I read the article about the two Suffolk school districts that will be run under one superintendent ["Superintendent to lead 2 districts," News, Nov. 16]. I think we should consider the same for all of Long Island: one superintendent for Nassau and the other for Suffolk.
It would save districts a considerable amount of money and perhaps allow for more consistency for all students. There should be no reason why a child in one district has access to more resources than the next.
Anita Regler, Ronkonkoma
Ballot vote a boon for disabled veterans
I would like to thank New Yorkers who read, understood and voted yes on Proposition 2 on the statewide ballot ["Don't forget to flip the ballot," Editorial, Nov. 3].
This initiative corrected an inequity in the state constitution. Veterans who are now certified as having a service-related disability received after their appointment to a civil service position will be entitled to addition credit for promotion.
Getting this proposition on the ballot did not happen overnight. In fact, it took about five years. This was a great Veterans Day thank- you.
William Hughes, Hampton Bays
Grumman suit and toxic plume
The Bethpage Water District has sued Northrop Grumman Corp. for actions allegedly taken decades ago ["Suit filed against Grumman," News, Nov. 19].
The water district claims that Grumman trespassed by wrongfully using its own property in a manner that created plumes, inundating the water that the plaintiff now removes from the aquifers under Long Island. If this action by Northrop Grumman is a trespass, is not the removal of the water under homeowners' properties by this water authority (and every water company or authority on Long Island) a similar trespass?
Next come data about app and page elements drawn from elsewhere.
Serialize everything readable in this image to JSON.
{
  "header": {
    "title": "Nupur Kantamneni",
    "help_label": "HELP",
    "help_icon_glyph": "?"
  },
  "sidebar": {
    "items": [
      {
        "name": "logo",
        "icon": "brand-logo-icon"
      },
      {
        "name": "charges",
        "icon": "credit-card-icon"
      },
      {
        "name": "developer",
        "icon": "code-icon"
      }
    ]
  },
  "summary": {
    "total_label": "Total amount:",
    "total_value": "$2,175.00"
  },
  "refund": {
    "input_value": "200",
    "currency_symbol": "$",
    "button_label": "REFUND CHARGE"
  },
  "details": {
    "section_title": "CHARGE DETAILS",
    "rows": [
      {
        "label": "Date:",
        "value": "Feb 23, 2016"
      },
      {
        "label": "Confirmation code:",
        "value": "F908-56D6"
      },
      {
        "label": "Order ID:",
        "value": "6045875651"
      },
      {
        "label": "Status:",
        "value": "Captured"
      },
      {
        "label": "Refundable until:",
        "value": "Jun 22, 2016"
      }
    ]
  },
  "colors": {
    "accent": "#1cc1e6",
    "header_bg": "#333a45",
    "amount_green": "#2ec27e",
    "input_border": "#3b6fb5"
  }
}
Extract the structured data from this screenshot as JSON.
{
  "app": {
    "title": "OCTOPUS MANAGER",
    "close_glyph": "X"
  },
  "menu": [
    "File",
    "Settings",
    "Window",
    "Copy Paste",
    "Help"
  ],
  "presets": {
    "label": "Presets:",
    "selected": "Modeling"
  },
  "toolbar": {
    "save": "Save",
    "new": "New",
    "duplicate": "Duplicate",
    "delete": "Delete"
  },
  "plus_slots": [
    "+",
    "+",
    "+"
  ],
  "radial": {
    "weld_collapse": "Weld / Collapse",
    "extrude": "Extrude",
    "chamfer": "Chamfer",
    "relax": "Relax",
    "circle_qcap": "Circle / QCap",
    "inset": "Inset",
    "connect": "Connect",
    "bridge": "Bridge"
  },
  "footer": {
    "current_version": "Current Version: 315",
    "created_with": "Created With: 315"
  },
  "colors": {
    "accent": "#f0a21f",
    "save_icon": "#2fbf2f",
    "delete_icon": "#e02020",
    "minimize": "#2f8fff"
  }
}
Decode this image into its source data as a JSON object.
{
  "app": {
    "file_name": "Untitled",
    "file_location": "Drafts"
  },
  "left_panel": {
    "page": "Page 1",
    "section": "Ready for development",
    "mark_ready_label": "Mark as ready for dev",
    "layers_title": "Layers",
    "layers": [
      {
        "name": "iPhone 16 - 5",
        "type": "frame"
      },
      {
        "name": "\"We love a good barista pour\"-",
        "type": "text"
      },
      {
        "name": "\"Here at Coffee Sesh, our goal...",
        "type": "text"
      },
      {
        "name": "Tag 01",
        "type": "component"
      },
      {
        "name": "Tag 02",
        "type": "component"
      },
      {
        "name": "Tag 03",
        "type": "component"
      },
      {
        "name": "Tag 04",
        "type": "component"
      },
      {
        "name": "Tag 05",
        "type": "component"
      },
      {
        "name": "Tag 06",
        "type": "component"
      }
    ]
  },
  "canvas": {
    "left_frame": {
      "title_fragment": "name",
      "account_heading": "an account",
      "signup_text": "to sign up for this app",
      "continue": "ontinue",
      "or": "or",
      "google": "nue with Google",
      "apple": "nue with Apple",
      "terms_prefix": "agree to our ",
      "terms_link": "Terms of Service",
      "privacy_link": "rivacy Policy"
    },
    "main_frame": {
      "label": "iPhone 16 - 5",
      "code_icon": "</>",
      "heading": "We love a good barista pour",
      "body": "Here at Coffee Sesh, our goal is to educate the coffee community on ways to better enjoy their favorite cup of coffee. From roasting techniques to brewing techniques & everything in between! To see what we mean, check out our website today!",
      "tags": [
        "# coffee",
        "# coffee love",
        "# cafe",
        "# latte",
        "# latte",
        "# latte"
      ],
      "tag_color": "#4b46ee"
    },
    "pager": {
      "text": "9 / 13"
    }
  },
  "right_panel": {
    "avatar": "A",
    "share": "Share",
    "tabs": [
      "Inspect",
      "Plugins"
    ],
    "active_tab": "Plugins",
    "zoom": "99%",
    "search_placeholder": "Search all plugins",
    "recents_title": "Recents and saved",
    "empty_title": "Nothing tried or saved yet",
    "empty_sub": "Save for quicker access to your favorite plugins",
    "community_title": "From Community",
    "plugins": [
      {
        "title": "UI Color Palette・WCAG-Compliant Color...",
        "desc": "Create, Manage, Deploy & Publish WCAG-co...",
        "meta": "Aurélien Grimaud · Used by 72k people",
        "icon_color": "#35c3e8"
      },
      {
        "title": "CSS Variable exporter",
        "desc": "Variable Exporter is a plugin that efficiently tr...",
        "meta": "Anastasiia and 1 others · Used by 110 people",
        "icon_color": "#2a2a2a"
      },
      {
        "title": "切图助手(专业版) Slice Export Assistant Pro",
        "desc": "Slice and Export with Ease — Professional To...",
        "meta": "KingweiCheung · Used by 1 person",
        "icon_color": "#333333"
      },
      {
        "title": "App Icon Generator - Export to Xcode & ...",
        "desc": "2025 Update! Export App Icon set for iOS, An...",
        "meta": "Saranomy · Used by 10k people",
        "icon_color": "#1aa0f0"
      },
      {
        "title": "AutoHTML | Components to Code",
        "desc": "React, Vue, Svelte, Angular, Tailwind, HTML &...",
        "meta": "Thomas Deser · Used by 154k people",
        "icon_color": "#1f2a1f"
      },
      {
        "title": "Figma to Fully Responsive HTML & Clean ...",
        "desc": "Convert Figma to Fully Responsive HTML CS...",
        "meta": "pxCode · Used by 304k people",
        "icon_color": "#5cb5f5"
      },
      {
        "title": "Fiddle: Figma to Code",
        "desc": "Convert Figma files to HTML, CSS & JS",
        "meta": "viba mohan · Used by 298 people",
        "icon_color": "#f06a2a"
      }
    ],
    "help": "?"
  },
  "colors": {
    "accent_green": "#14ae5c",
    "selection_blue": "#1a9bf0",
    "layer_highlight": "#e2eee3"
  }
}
Would homeowners think otherwise about a trespass if they had oil under their properties and it was being taken by ExxonMobil Corp.?
The basis for claiming trespass in this lawsuit isn't very strong.
Saul Weinstein, Woodmere
So Northrop Grumman is being sued over toxic water? Talks between Northrop Grumman and the Bethpage Water District broke down years ago.
The company has mostly moved off Long Island, even though it was given massive tax breaks to stay and made promises to increase its presence here. Is this any coincidence?
Carla H.S. Goldberg, Massapequa Park
Catholic schools a good investment
It was so nice to see a positive story about our thriving Long Island Catholic high schools ["LI Catholic high schools: Faith rewarded," News, Nov. 12]. There is, however, a statistic that might mislead readers who don't look further.
It shows quite clearly that the enrollment at Holy Trinity Diocesan High School in Hicksville has decreased substantially in the last 10 years. One must dig much further into the story to find a line referring to "intentional moves to 'right size.' " As a Holy Trinity graduate and parent, I credit the administration with keeping Trinity the "right size." At times in the school's history, there have been class sizes near 600, but it has presented crowding in the hallways and potentially unsafe stairwells, and a conscious decision has been made to keep the school the "right size."
One of the main reasons my daughter selected Holy Trinity was the size: not too big, not too small.
Elizabeth Geerlings Horan, North Massapequa
Our family's children have been educated in the Catholic high school system on Long Island. The financial and personal sacrifices that parents often face when choosing a Catholic education can result in lifelong positive reverberations for a child.
Holy Trinity Diocesan High School remains a highly valued partner in our children's education and preparation for life.
John Martin, Bellmore
Autism is too little understood
I took great offense to the defense attorney's comment in "Teen admits to hacking" [News, Nov. 13] that Jared James Abrahams apologizes for his actions and that autism played a contributing role in the scheme.
Autism affects so many people in so many ways and it seems to be an ever-growing diagnosis today. My son has a mild form, Asperger's syndrome, and he is a freshman in college. Others with autism require constant care.
Autism affects individuals in many ways, but to say it would cause an individual to hack into people's emails, take photos and then extort money -- well, that's simply a defense attorney grasping at straws, looking for sympathy and insulting everyone who is associated with someone affected by autism.
People with autism can live easier and more satisfying lives now than in the past. Years ago, the response might have been to simply commit the person to an institution and walk away.
Michael Connor, Centereach